So Netanyahu has to, sort of, climb down from his open-ended and ill-considered annexation hype. Oh yes, on this score, Defense Minister Gantz has finally clarified his position. In a closed-door briefing with military correspondents, Gantz explained in some undiplomatic language why some annexation might be a good thing at this time:
“It would show the Palestinians that they cannot drag us down into their deep shit of doing nothing to advance peace!”
In any case, President Trump has let it be known that he does not oppose a limited Israeli annexation in Judea and Samaria as long as it remains in keeping with his “Deal of the Century” – 70% of the West Bank to a Palestinian state, and the remaining 30% to Israel. The fact that Bibi has kept his annexation plan under wraps would seem to indicate that he also has some serious reservations. The EU has repeatedly warned Israel it will impose sanctions. It might also derail Netanyahu’s successful quiet alliance with Saudi Arabia and the Sunni Muslim states in the Gulf. These countries are being openly threatened by Iran, and Shiite Muslim country bent on toppling their regimes.

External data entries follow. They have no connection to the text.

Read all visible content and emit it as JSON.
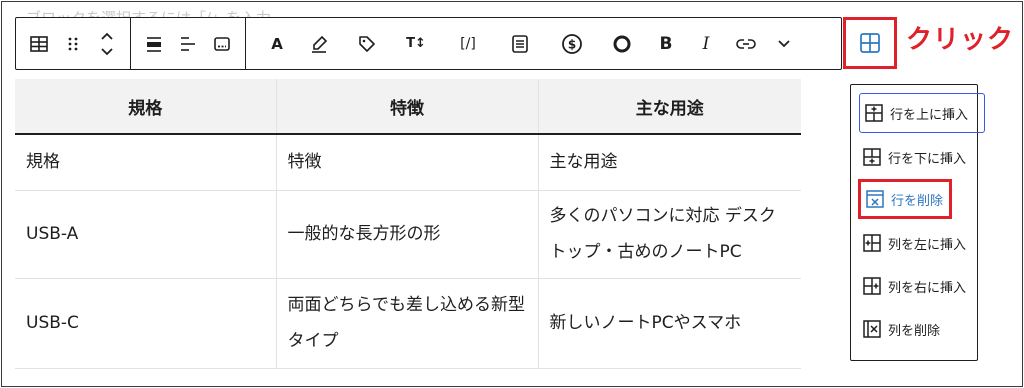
{
  "hint_text": "ブロックを選択するには「/」を入力",
  "toolbar": {
    "groups": [
      [
        "table-icon",
        "drag-handle-icon",
        "move-up-down-icon"
      ],
      [
        "align-full-icon",
        "align-left-icon",
        "align-center-icon"
      ],
      [
        "text-color-icon",
        "highlight-icon",
        "tag-icon",
        "font-size-icon",
        "inline-code-icon",
        "paragraph-icon",
        "dollar-icon",
        "circle-icon",
        "bold-icon",
        "italic-icon",
        "link-icon",
        "chevron-down-icon"
      ]
    ],
    "bold_label": "B",
    "italic_label": "I",
    "text_a_label": "A",
    "font_size_label": "T↕",
    "code_label": "[/]"
  },
  "annotation": {
    "click_label": "クリック",
    "accent_color": "#e0202a"
  },
  "table": {
    "headers": [
      "規格",
      "特徴",
      "主な用途"
    ],
    "rows": [
      [
        "規格",
        "特徴",
        "主な用途"
      ],
      [
        "USB-A",
        "一般的な長方形の形",
        "多くのパソコンに対応 デスクトップ・古めのノートPC"
      ],
      [
        "USB-C",
        "両面どちらでも差し込める新型タイプ",
        "新しいノートPCやスマホ"
      ]
    ]
  },
  "menu": {
    "items": [
      {
        "label": "行を上に挿入",
        "icon": "insert-row-before-icon"
      },
      {
        "label": "行を下に挿入",
        "icon": "insert-row-after-icon"
      },
      {
        "label": "行を削除",
        "icon": "delete-row-icon"
      },
      {
        "label": "列を左に挿入",
        "icon": "insert-column-before-icon"
      },
      {
        "label": "列を右に挿入",
        "icon": "insert-column-after-icon"
      },
      {
        "label": "列を削除",
        "icon": "delete-column-icon"
      }
    ]
  }
}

In any case, Netanyahu has just disclosed that Israel and the United Arab Emirates have agreed to collaborate on technology to combat COVID-19. Netanyahu’s people contend that a minor annexation will not trigger any major violence in the Arab world than did the US decision to transfer its embassy from Tel Aviv to Jerusalem. However, this will not apply to Jordan, where a majority of the population is comprised of Palestinians, who would likely go on the warpath. To help sort out the question, Washington’s new mediator, Avi Berkovitz, will be flying to Israel to discuss the annexation issue with Israeli leaders. Might this 11th-hour intervention help Bibi get off the hook?
Lebanon and Syria…
In a passing-out ceremony for new Israeli Airforce pilots, Netanyahu issued his most dramatic warning to Iran so far. He declared point-blank that Israeli aircraft will continue to bomb Iranian forces out of Syria and will not permit them to convert Syria into a forward-base for rocketing Israel. Neither will Iran be allowed to develop nuclear weapons, as it is now doing, to destroy the Jewish state. On this score, Netanyahu noted that the International Atomic Energy Agency has now confirmed that Iran is illegally enriching uranium that could be converted to nuclear warheads.
In another development, reports out of Lebanon indicate that Iran’s proxy, Hezbollah, may go to war against Israel this summer. The rationale is that the Lebanese economy is coming apart at the seams, and massive rioting has paralyzed the country. The idea would be to deflect the current protests against government corruption from the streets of Beirut to a new conflict with Israel. It goes without saying that this would be a big mistake – Israeli intelligence has reportedly pinpointed the dozens of Lebanese villages in the south where Hezbollah has stored thousands of missiles and rockets. Does anyone have any doubt what will happen to them if they are used as launchpads for rocketing Israel?
Another batch of new Israeli pilots…
While we’re on the subject, the 180th graduating ceremony for new Israeli pilots has taken place at an Israeli Airforce base. Among the 40 new pilots who earned their wings were three young women. One is now a fighter pilot; the other two will operate the controls in helicopters and transports. Due to COVID-19, the fly-past ceremony was held this time with just the immediate family members. Among them was a proud grandfather who served in combat with the British army during WWII. Mordechai Raflovich said his heart was “overflowing with pride and joy” to see his granddaughter receive her pilot’s wings.